In 2009 she and her sisters were influential in establishing New Hampshire's first Cold Case Unit. During Victims' Rights Week, 2010, the Gloddy family received a certificate of appreciation from Governor John Lynch for their outstanding service on behalf of victims' of crime. In 2012 the Ohio Attorney General recognized Karen for her advocacy in promoting Cold Case Units. The Fraternal Order Of Police in Ohio acknowledged her valuable contribution to Ohio's law enforcement community and the Ohio Unsolved Homicides Initiative. Karen has designed the Victims of Violent Crimes Bracelet for those affected by violent crimes and donates to organizations such as CUE (Community United Effort) a nonprofit that search for the missing.

Recently Karen spoke at four Homicide Initiative Training Sessions in Ohio for the Bureau of Criminal Investigations. In 2014 she spoke at the 10th Annual Missing Person’s Conference in North Carolina.

All is done in memory of her sister Kathy Gloddy, murdered in NH on November 21, 1971. An arrest has never been made.

 

This event is sponsored by the Criminal Justice Department.

Oct ’14
7
6:00 pm

Tuesday, Oct. 7, 6:00 - 7:30 p.m.
Bradford Room

Mental Illness Awareness Week is October 5-12, 2014

In recognition of Mental Illness Awareness Week, the Mental Health Issues Class (Health and Human Performance Dept) is hosting a Mental Health ForumIn the Bradford Room in Centre Lodge on Tuesday, October 7 from 6:00-7:30 p.m..

Students from the Mental Health Issues class have coordinated with NAMI NH's In Our Own Voice program to bring in speakers who will talk about their personal experience living with and recovering from mental illness.

These presentations are inspiring, educational, and valuable to students and faculty alike who have interest in mental illness from a personal and/or professional point of view. We hope that you will encourage student attendance at this event for class credit or just personal benefit.

We welcome anyone who wishes to join us. There is no charge for this presentation. A variety of literature and resources will be available. We encourage professors to give your students credit to attend this informative event.

If you have any questions, feel free to contact:
Elaine de Mello
edemello@naminh.org

Supported by: PSU Health and Human Performance; National Alliance on Mental Illness (NAMI NH) and through a grant with Substance Abuse and Mental Health Services Administration (SAMHSA)

Apr
7
7:00 pm

Tuesday, Apr. 7, 7 p.m.
Smith Recital Hall, Silver Center for the Arts

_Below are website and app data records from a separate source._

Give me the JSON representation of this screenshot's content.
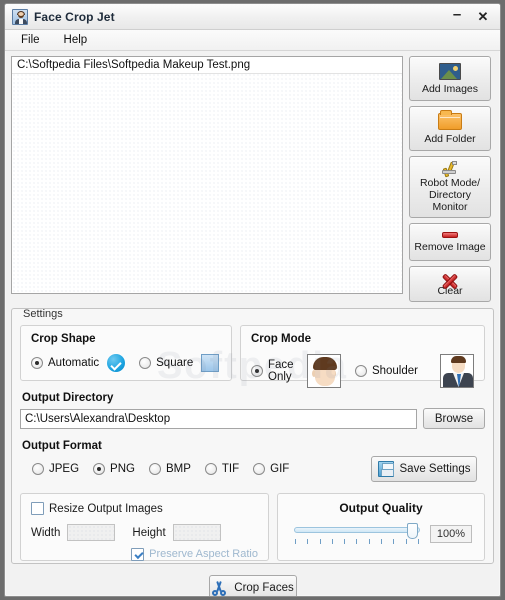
{
  "window": {
    "title": "Face Crop Jet",
    "icon": "app-person-icon",
    "minimize_label": "–",
    "close_label": "✕"
  },
  "menubar": {
    "items": [
      {
        "label": "File"
      },
      {
        "label": "Help"
      }
    ]
  },
  "file_list": {
    "items": [
      {
        "path": "C:\\Softpedia Files\\Softpedia Makeup Test.png"
      }
    ]
  },
  "side_buttons": [
    {
      "label": "Add Images",
      "icon": "image-icon"
    },
    {
      "label": "Add Folder",
      "icon": "folder-icon"
    },
    {
      "label": "Robot Mode/\nDirectory Monitor",
      "icon": "robot-arm-icon"
    },
    {
      "label": "Remove Image",
      "icon": "minus-icon"
    },
    {
      "label": "Clear",
      "icon": "red-x-icon"
    }
  ],
  "settings": {
    "legend": "Settings",
    "crop_shape": {
      "title": "Crop Shape",
      "options": [
        {
          "label": "Automatic",
          "selected": true,
          "icon": "blue-check-icon"
        },
        {
          "label": "Square",
          "selected": false,
          "icon": "blue-square-icon"
        }
      ]
    },
    "crop_mode": {
      "title": "Crop Mode",
      "options": [
        {
          "label": "Face Only",
          "selected": true,
          "icon": "face-thumbnail"
        },
        {
          "label": "Shoulder",
          "selected": false,
          "icon": "bust-thumbnail"
        }
      ]
    },
    "output_directory": {
      "title": "Output Directory",
      "value": "C:\\Users\\Alexandra\\Desktop",
      "placeholder": "",
      "browse_label": "Browse"
    },
    "output_format": {
      "title": "Output Format",
      "options": [
        {
          "label": "JPEG",
          "selected": false
        },
        {
          "label": "PNG",
          "selected": true
        },
        {
          "label": "BMP",
          "selected": false
        },
        {
          "label": "TIF",
          "selected": false
        },
        {
          "label": "GIF",
          "selected": false
        }
      ],
      "save_settings_label": "Save Settings",
      "save_settings_icon": "floppy-disk-icon"
    },
    "resize": {
      "enable_label": "Resize Output Images",
      "enabled": false,
      "width_label": "Width",
      "width_value": "",
      "height_label": "Height",
      "height_value": "",
      "preserve_label": "Preserve Aspect Ratio",
      "preserve_checked": true
    },
    "quality": {
      "title": "Output Quality",
      "value_label": "100%",
      "percent": 100,
      "tick_count": 11
    }
  },
  "actions": {
    "crop_faces_label": "Crop Faces",
    "crop_faces_icon": "scissors-icon"
  },
  "watermark": {
    "text": "Softpedia"
  },
  "colors": {
    "accent_blue": "#1aa3e0",
    "button_face": "#ececec",
    "window_bg": "#f2f2f2",
    "danger_red": "#bd1111"
  }
}
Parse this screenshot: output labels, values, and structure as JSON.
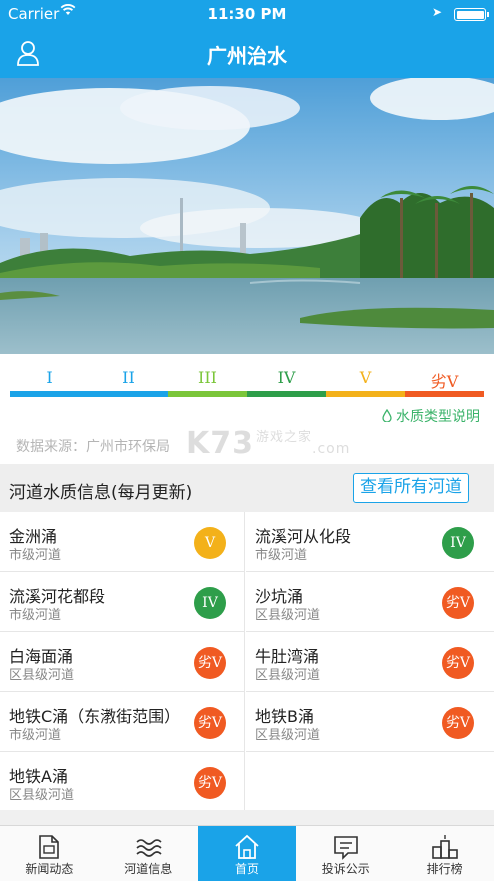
{
  "status_bar": {
    "carrier": "Carrier",
    "time": "11:30 PM"
  },
  "nav": {
    "title": "广州治水",
    "user_icon": "user-icon"
  },
  "levels": {
    "labels": [
      "I",
      "II",
      "III",
      "IV",
      "V",
      "劣V"
    ],
    "colors": [
      "#1aa3e8",
      "#1aa3e8",
      "#7bc63a",
      "#2e9e4a",
      "#f3b11a",
      "#f05a22"
    ]
  },
  "explain_link": "水质类型说明",
  "source": "数据来源：广州市环保局",
  "watermark": {
    "logo": "K73",
    "sub": "游戏之家",
    "domain": ".com"
  },
  "section": {
    "title": "河道水质信息(每月更新)",
    "all_button": "查看所有河道"
  },
  "rivers": [
    {
      "name": "金洲涌",
      "type": "市级河道",
      "level": "V",
      "color": "#f3b11a"
    },
    {
      "name": "流溪河从化段",
      "type": "市级河道",
      "level": "IV",
      "color": "#2e9e4a"
    },
    {
      "name": "流溪河花都段",
      "type": "市级河道",
      "level": "IV",
      "color": "#2e9e4a"
    },
    {
      "name": "沙坑涌",
      "type": "区县级河道",
      "level": "劣V",
      "color": "#f05a22"
    },
    {
      "name": "白海面涌",
      "type": "区县级河道",
      "level": "劣V",
      "color": "#f05a22"
    },
    {
      "name": "牛肚湾涌",
      "type": "区县级河道",
      "level": "劣V",
      "color": "#f05a22"
    },
    {
      "name": "地铁C涌（东漖街范围）",
      "type": "市级河道",
      "level": "劣V",
      "color": "#f05a22"
    },
    {
      "name": "地铁B涌",
      "type": "区县级河道",
      "level": "劣V",
      "color": "#f05a22"
    },
    {
      "name": "地铁A涌",
      "type": "区县级河道",
      "level": "劣V",
      "color": "#f05a22"
    }
  ],
  "tabs": [
    {
      "label": "新闻动态",
      "icon": "news-icon"
    },
    {
      "label": "河道信息",
      "icon": "waves-icon"
    },
    {
      "label": "首页",
      "icon": "home-icon",
      "active": true
    },
    {
      "label": "投诉公示",
      "icon": "complaint-icon"
    },
    {
      "label": "排行榜",
      "icon": "ranking-icon"
    }
  ]
}
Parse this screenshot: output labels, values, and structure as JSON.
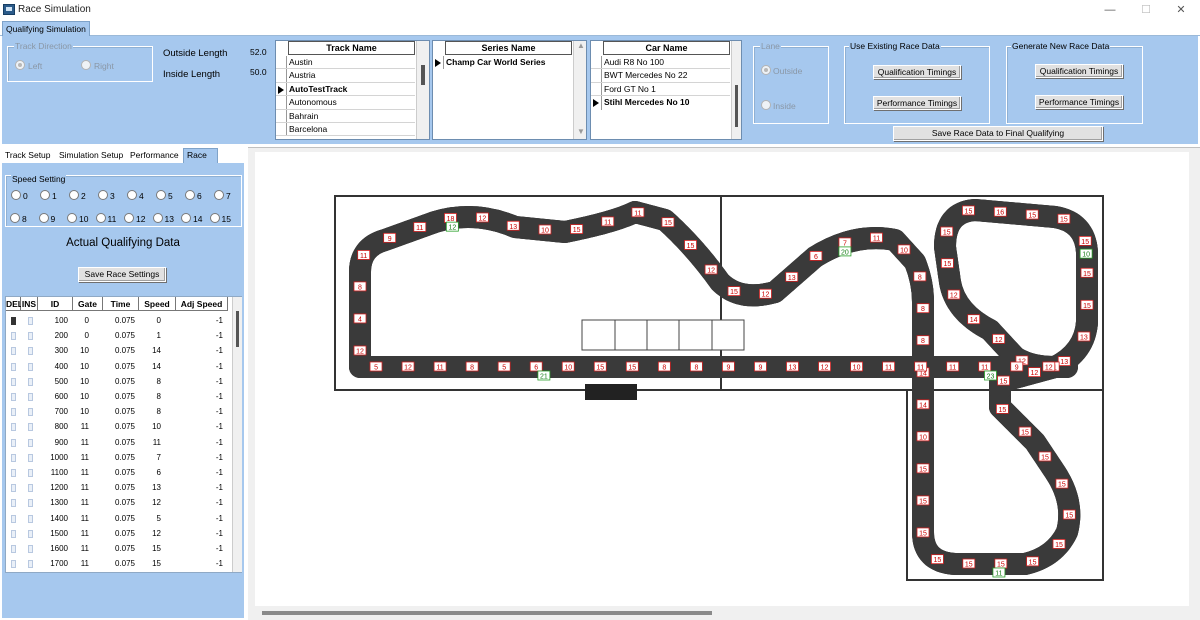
{
  "window": {
    "title": "Race Simulation",
    "controls": {
      "minimize": "—",
      "maximize": "☐",
      "close": "✕"
    }
  },
  "main_tab": "Qualifying Simulation",
  "track_direction": {
    "title": "Track Direction",
    "left": "Left",
    "right": "Right",
    "selected": "Left"
  },
  "lengths": {
    "outside_label": "Outside Length",
    "outside_value": "52.0",
    "inside_label": "Inside Length",
    "inside_value": "50.0"
  },
  "track_list": {
    "header": "Track Name",
    "items": [
      "Austin",
      "Austria",
      "AutoTestTrack",
      "Autonomous",
      "Bahrain",
      "Barcelona"
    ],
    "selected": "AutoTestTrack"
  },
  "series_list": {
    "header": "Series Name",
    "items": [
      "Champ Car World Series"
    ],
    "selected": "Champ Car World Series"
  },
  "car_list": {
    "header": "Car Name",
    "items": [
      "Audi R8 No 100",
      "BWT Mercedes No 22",
      "Ford GT No 1",
      "Stihl Mercedes No 10"
    ],
    "selected": "Stihl Mercedes No 10"
  },
  "lane": {
    "title": "Lane",
    "outside": "Outside",
    "inside": "Inside",
    "selected": "Outside"
  },
  "existing_data": {
    "title": "Use Existing Race Data",
    "qualification": "Qualification Timings",
    "performance": "Performance Timings"
  },
  "generate_data": {
    "title": "Generate New Race Data",
    "qualification": "Qualification Timings",
    "performance": "Performance Timings"
  },
  "save_final": "Save Race Data to Final Qualifying",
  "left_tabs": [
    "Track Setup",
    "Simulation Setup",
    "Performance",
    "Race"
  ],
  "active_left_tab": "Race",
  "speed_setting": {
    "title": "Speed Setting",
    "options": [
      "0",
      "1",
      "2",
      "3",
      "4",
      "5",
      "6",
      "7",
      "8",
      "9",
      "10",
      "11",
      "12",
      "13",
      "14",
      "15"
    ]
  },
  "qualifying_heading": "Actual Qualifying Data",
  "save_race_settings": "Save Race Settings",
  "table": {
    "columns": [
      "DEL",
      "INS",
      "ID",
      "Gate",
      "Time",
      "Speed",
      "Adj Speed"
    ],
    "rows": [
      [
        "100",
        "0",
        "0.075",
        "0",
        "-1"
      ],
      [
        "200",
        "0",
        "0.075",
        "1",
        "-1"
      ],
      [
        "300",
        "10",
        "0.075",
        "14",
        "-1"
      ],
      [
        "400",
        "10",
        "0.075",
        "14",
        "-1"
      ],
      [
        "500",
        "10",
        "0.075",
        "8",
        "-1"
      ],
      [
        "600",
        "10",
        "0.075",
        "8",
        "-1"
      ],
      [
        "700",
        "10",
        "0.075",
        "8",
        "-1"
      ],
      [
        "800",
        "11",
        "0.075",
        "10",
        "-1"
      ],
      [
        "900",
        "11",
        "0.075",
        "11",
        "-1"
      ],
      [
        "1000",
        "11",
        "0.075",
        "7",
        "-1"
      ],
      [
        "1100",
        "11",
        "0.075",
        "6",
        "-1"
      ],
      [
        "1200",
        "11",
        "0.075",
        "13",
        "-1"
      ],
      [
        "1300",
        "11",
        "0.075",
        "12",
        "-1"
      ],
      [
        "1400",
        "11",
        "0.075",
        "5",
        "-1"
      ],
      [
        "1500",
        "11",
        "0.075",
        "12",
        "-1"
      ],
      [
        "1600",
        "11",
        "0.075",
        "15",
        "-1"
      ],
      [
        "1700",
        "11",
        "0.075",
        "15",
        "-1"
      ]
    ]
  },
  "track_labels_red": [
    "12",
    "4",
    "8",
    "11",
    "9",
    "11",
    "18",
    "12",
    "13",
    "10",
    "15",
    "11",
    "11",
    "15",
    "15",
    "12",
    "15",
    "12",
    "13",
    "6",
    "7",
    "11",
    "10",
    "8",
    "8",
    "8",
    "14",
    "14",
    "10",
    "15",
    "15",
    "15",
    "15",
    "15",
    "15",
    "15",
    "15",
    "15",
    "15",
    "15",
    "15",
    "15",
    "15",
    "12",
    "13",
    "13",
    "15",
    "15",
    "15",
    "15",
    "15",
    "16",
    "15",
    "15",
    "15",
    "12",
    "14",
    "12",
    "12",
    "11",
    "12",
    "9",
    "11",
    "11",
    "11",
    "11",
    "10",
    "12",
    "13",
    "9",
    "9",
    "8",
    "8",
    "15",
    "15",
    "10",
    "6",
    "5",
    "8",
    "11",
    "12",
    "5"
  ],
  "track_labels_green": [
    "12",
    "20",
    "11",
    "10",
    "23",
    "21"
  ],
  "colors": {
    "panel": "#a6c8ee",
    "track": "#3a3a3a",
    "lane_outer": "#d02020",
    "lane_inner": "#2040c0",
    "accent": "#2aa02a"
  }
}
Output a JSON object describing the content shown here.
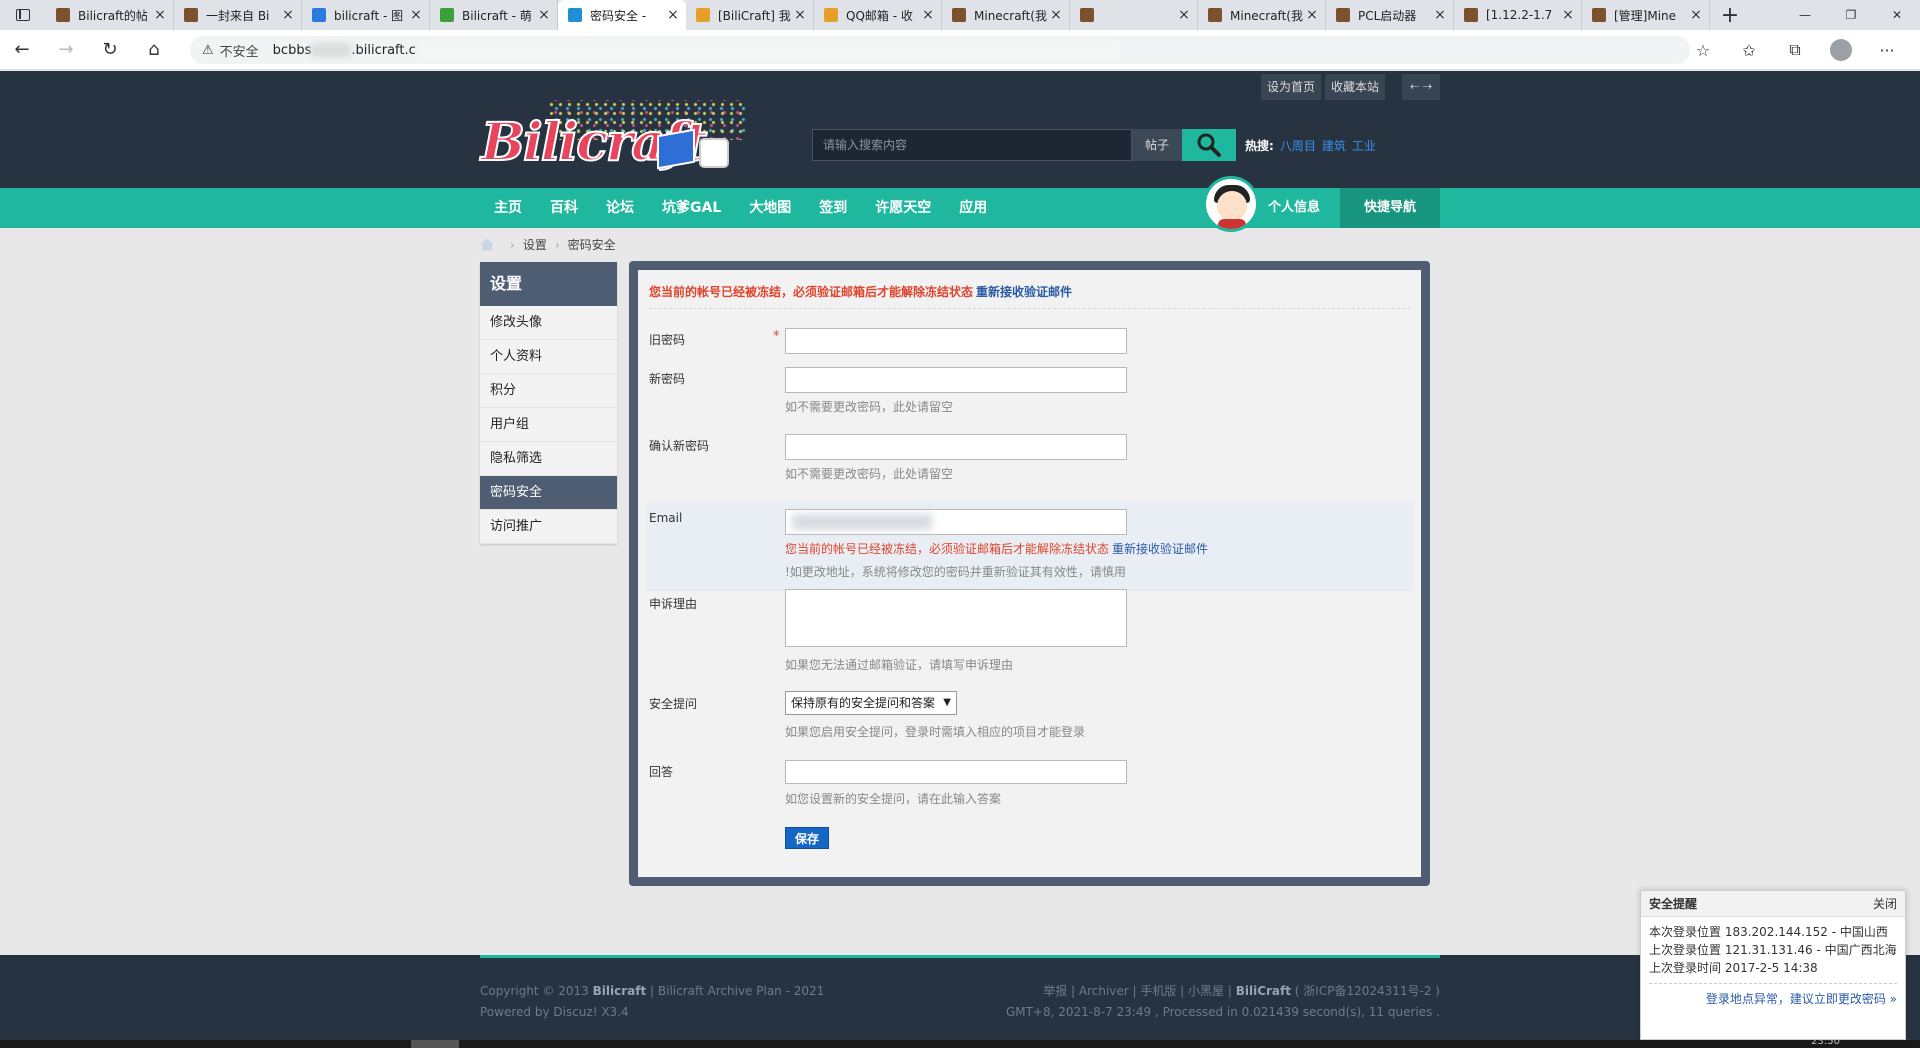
{
  "browser": {
    "tabs": [
      {
        "title": "Bilicraft的帖",
        "color": "#7a5230",
        "active": false
      },
      {
        "title": "一封来自 Bi",
        "color": "#7a5230",
        "active": false
      },
      {
        "title": "bilicraft - 图",
        "color": "#2a7ae2",
        "active": false
      },
      {
        "title": "Bilicraft - 萌",
        "color": "#3aa03a",
        "active": false
      },
      {
        "title": "密码安全 -",
        "color": "#1e8fd6",
        "active": true
      },
      {
        "title": "[BiliCraft] 我",
        "color": "#e6a02a",
        "active": false
      },
      {
        "title": "QQ邮箱 - 收",
        "color": "#e6a02a",
        "active": false
      },
      {
        "title": "Minecraft(我",
        "color": "#7a5230",
        "active": false
      },
      {
        "title": "",
        "color": "#7a5230",
        "active": false
      },
      {
        "title": "Minecraft(我",
        "color": "#7a5230",
        "active": false
      },
      {
        "title": "PCL启动器",
        "color": "#7a5230",
        "active": false
      },
      {
        "title": "[1.12.2-1.7",
        "color": "#7a5230",
        "active": false
      },
      {
        "title": "[管理]Mine",
        "color": "#7a5230",
        "active": false
      }
    ],
    "new_tab": "+",
    "win": {
      "min": "—",
      "max": "❐",
      "close": "✕"
    },
    "nav": {
      "back": "←",
      "forward": "→",
      "reload": "↻",
      "home": "⌂"
    },
    "url": {
      "warn_icon": "⚠",
      "insecure": "不安全",
      "text": "bcbbs",
      "text2": ".bilicraft.c"
    },
    "addr_icons": {
      "fav": "☆",
      "favorites": "✩",
      "collections": "⧉",
      "more": "···"
    }
  },
  "site": {
    "top_links": [
      "设为首页",
      "收藏本站"
    ],
    "top_arrows": "⇠ ⇢",
    "logo": "Bilicraft",
    "search": {
      "placeholder": "请输入搜索内容",
      "type": "帖子"
    },
    "hot": {
      "label": "热搜:",
      "items": [
        "八周目",
        "建筑",
        "工业"
      ]
    },
    "nav": [
      "主页",
      "百科",
      "论坛",
      "坑爹GAL",
      "大地图",
      "签到",
      "许愿天空",
      "应用"
    ],
    "me": "个人信息",
    "quick_nav": "快捷导航"
  },
  "breadcrumb": {
    "items": [
      "设置",
      "密码安全"
    ],
    "sep": "›"
  },
  "sidebar": {
    "title": "设置",
    "items": [
      "修改头像",
      "个人资料",
      "积分",
      "用户组",
      "隐私筛选",
      "密码安全",
      "访问推广"
    ],
    "active_index": 5
  },
  "form": {
    "notice": "您当前的帐号已经被冻结，必须验证邮箱后才能解除冻结状态",
    "notice_link": "重新接收验证邮件",
    "old_pw": "旧密码",
    "required": "*",
    "new_pw": "新密码",
    "new_pw_hint": "如不需要更改密码，此处请留空",
    "confirm_pw": "确认新密码",
    "confirm_pw_hint": "如不需要更改密码，此处请留空",
    "email": "Email",
    "email_warn": "您当前的帐号已经被冻结，必须验证邮箱后才能解除冻结状态",
    "email_warn_link": "重新接收验证邮件",
    "email_hint": "!如更改地址，系统将修改您的密码并重新验证其有效性，请慎用",
    "appeal": "申诉理由",
    "appeal_hint": "如果您无法通过邮箱验证，请填写申诉理由",
    "question": "安全提问",
    "question_value": "保持原有的安全提问和答案",
    "question_hint": "如果您启用安全提问，登录时需填入相应的项目才能登录",
    "answer": "回答",
    "answer_hint": "如您设置新的安全提问，请在此输入答案",
    "save": "保存"
  },
  "footer": {
    "copyright_pre": "Copyright © 2013 ",
    "copyright_name": "Bilicraft",
    "copyright_post": " | Bilicraft Archive Plan - 2021",
    "powered": "Powered by Discuz! X3.4",
    "links": "举报 | Archiver | 手机版 | 小黑屋 | ",
    "site_name": "BiliCraft",
    "icp": " ( 浙ICP备12024311号-2 )",
    "stats": "GMT+8, 2021-8-7 23:49 , Processed in 0.021439 second(s), 11 queries ."
  },
  "security": {
    "title": "安全提醒",
    "close": "关闭",
    "line1": "本次登录位置 183.202.144.152 - 中国山西",
    "line2": "上次登录位置 121.31.131.46 - 中国广西北海",
    "line3": "上次登录时间 2017-2-5 14:38",
    "link": "登录地点异常，建议立即更改密码 »"
  },
  "taskbar": {
    "clock": "23:50"
  }
}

Is the United States a Democracy or an Oligarchy 

In a well-functioning democracy, the preferences and needs of ordinary citizens help shape government policy. By this measure, American democracy is failing. To assess the influences on federal government policymaking, Gilens gathered data on thousands of proposed policy changes over four decades. His analyses of these data show that economic elites and interest groups have considerable sway over policy outcomes, and ordinary citizens have little or none. He’ll discuss what this research reveals about the failures of America’s democratic institutions, as well as the kinds of reforms that might give greater voice and political influence to ordinary citizens.

Martin Gilens is professor of politics at Princeton University and author ofAffluence and Influence: Economic Inequality and Political Power in America.

 

All Sidore lectures are free and open to the public. Tickets are required and may be picked up at the Silver Center Box Office. Reservations are recommended: call (603) 535-ARTS. A reception with light refreshments follows each lecture.

For more information on the series, visit the Sidore Lecture Series website.